Explore with me two launching points for Christian Theology. Natural Theology builds upon a foundation of observable nature, mixing reason with common experience. Understandings about God derive from reason and insights gleaned from nature. In Natural Theology, science informs the search for transcendent truths, and human reason, though far from infallible, becomes a useful tool. Natural Theology may make use of Scriptures, even come to rely upon them, but it will do so in the course of its reasoned search for truth. Though Natural Theology is an accepted starting point for many Roman Catholics (beginning with Thomas Aquinas), it has been looked upon with suspicion by many Protestants dating back to the Reformers. Revealed Theology begins with Scripture and religious experiences. Revealed Theology rejects nature and reason as starting points. Truth about God, it contends, can only be discerned from special writings, inspired by God himself, and given to man to be the basis for our understandings about him. Theologians who rely upon Revealed Theology often have a deep distrust of both science and human reason. The Fallen state of humankind, it is argued, predisposes us to error, and so we must not trust our own rational processes, our own observations.

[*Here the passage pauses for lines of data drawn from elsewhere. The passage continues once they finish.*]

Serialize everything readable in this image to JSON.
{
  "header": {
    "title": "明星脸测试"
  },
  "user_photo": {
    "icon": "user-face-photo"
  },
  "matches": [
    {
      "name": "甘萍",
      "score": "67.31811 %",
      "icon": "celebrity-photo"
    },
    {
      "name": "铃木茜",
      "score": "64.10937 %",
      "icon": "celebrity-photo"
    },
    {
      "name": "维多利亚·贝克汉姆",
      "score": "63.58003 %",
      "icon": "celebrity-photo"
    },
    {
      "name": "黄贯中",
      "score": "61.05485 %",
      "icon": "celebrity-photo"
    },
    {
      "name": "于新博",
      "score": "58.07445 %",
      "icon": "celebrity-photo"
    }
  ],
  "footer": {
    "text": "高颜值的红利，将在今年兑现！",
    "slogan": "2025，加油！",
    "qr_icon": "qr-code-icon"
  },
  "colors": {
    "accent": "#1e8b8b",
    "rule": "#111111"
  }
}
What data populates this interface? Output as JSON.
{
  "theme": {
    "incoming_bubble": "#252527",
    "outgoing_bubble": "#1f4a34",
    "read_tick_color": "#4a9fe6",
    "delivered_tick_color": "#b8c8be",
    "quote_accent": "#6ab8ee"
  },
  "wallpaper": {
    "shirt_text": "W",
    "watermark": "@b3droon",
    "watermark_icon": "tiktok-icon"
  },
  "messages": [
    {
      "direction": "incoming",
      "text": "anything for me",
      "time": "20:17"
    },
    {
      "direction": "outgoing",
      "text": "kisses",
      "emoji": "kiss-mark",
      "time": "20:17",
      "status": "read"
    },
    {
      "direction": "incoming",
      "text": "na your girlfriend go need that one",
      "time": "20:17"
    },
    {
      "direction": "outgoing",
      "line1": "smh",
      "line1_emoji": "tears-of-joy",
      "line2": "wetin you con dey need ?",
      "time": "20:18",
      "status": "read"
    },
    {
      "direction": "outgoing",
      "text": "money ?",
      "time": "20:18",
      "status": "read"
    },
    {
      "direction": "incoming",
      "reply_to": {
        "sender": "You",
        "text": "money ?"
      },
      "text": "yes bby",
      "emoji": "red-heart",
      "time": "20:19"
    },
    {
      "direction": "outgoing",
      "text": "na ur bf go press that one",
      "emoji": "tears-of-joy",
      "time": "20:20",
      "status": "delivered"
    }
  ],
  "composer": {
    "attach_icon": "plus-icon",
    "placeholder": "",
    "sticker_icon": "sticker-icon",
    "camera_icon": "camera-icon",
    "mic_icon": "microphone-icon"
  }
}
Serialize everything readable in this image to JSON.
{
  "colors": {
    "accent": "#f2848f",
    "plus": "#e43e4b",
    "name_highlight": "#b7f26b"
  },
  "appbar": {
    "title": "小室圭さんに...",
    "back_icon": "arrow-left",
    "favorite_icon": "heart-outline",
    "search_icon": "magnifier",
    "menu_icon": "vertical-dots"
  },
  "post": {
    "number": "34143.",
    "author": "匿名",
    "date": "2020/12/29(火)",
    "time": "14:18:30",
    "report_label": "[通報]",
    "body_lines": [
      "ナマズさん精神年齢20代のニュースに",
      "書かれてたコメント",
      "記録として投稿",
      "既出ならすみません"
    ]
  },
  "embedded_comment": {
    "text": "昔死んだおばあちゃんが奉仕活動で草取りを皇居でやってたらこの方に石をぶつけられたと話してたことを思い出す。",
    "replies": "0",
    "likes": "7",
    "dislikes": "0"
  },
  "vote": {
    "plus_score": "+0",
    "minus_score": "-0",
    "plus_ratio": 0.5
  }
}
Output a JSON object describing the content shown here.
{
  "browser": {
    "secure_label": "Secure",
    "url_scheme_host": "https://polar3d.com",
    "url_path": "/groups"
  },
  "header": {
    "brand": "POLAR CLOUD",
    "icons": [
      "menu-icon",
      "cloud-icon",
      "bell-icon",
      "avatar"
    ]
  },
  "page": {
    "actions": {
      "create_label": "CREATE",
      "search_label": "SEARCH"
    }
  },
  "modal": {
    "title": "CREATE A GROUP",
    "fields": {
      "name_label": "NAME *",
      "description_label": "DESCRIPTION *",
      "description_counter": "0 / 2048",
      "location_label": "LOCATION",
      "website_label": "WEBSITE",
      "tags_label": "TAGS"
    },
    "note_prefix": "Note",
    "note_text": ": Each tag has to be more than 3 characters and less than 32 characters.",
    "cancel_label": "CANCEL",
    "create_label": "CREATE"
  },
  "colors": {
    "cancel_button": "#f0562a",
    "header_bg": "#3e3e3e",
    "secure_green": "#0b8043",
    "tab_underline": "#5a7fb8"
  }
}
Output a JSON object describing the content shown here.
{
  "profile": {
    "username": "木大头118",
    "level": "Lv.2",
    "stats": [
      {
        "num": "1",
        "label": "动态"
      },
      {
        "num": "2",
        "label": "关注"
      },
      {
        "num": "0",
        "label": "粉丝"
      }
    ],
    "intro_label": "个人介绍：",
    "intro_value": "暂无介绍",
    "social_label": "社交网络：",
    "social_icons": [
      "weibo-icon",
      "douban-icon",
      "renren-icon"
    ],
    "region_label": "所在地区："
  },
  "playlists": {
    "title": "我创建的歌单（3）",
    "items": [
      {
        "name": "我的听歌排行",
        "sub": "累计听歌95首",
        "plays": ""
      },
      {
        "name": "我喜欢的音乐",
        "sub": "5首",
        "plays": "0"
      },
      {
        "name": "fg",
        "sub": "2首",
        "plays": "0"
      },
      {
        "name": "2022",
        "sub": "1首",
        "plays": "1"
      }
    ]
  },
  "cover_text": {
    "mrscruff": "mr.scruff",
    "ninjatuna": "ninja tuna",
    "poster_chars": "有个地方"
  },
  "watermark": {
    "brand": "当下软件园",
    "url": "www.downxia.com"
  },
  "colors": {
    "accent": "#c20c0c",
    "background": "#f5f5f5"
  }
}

For most of my Christian life, I was taught to rely upon Revealed Theology. My belief in God, and all my understandings about him, were sourced in the Bible texts. This was the only “safe” approach. I regarded the Bible as God’s message to man. My own Reformed background instructed me that we could know nothing about God except what he chose to reveal to us through the avenues of special revelation: The Scriptures and our personal spiritual experiences (the Holy Spirit).
All of this changed for me when my study of the natural world began to turn up data which was often at odds with the story told in the Scriptures. Big Bang cosmology, entropy dating back to the beginning of time, billions of years of evolutionary struggle and massive quantities of death and species extinction all preceding Adam and Eve, powerful geological evidence that the earth was never inundated à la the world-wide Flood of Noah; these things, and many more, demonstrated that the Bible must be read differently than I was accustomed to reading it. They touch directly upon the historical narrative; and by extension, they effect many traditional theological assumptions. They strongly suggest new understandings about the Creator of this Cosmos. Most of this data, unavailable to previous generations, results in understandings which, when placed alongside the Bible, alter, enhance and expand upon Christian Theology.
Thus, my personal journey lead me to rely heavily upon Natural Theology. My thoughts about the nature of God, what he is doing with this created order, the narrative of which we are a part ... all of these things are informed as much by observations of nature and the application of reason as by Scripture. Michael Dowd calls this “Public Revelation” (that which can be known by all) as opposed to “Private Revelation” (that which can only be learned through special revelation.) While the Reformers might have allowed for some input from nature, such input would merely supplement a full systematic theology derived from Scripture alone. On the other hand, Natural Theology advocates may include the “private revelation” of Scripture and spiritual experience, but only as they are guided to do so through their reasoned approach to Theology.
In my next post, I want to describe the starting point for my own Natural Theology. In the meantime, I invite your questions and comments.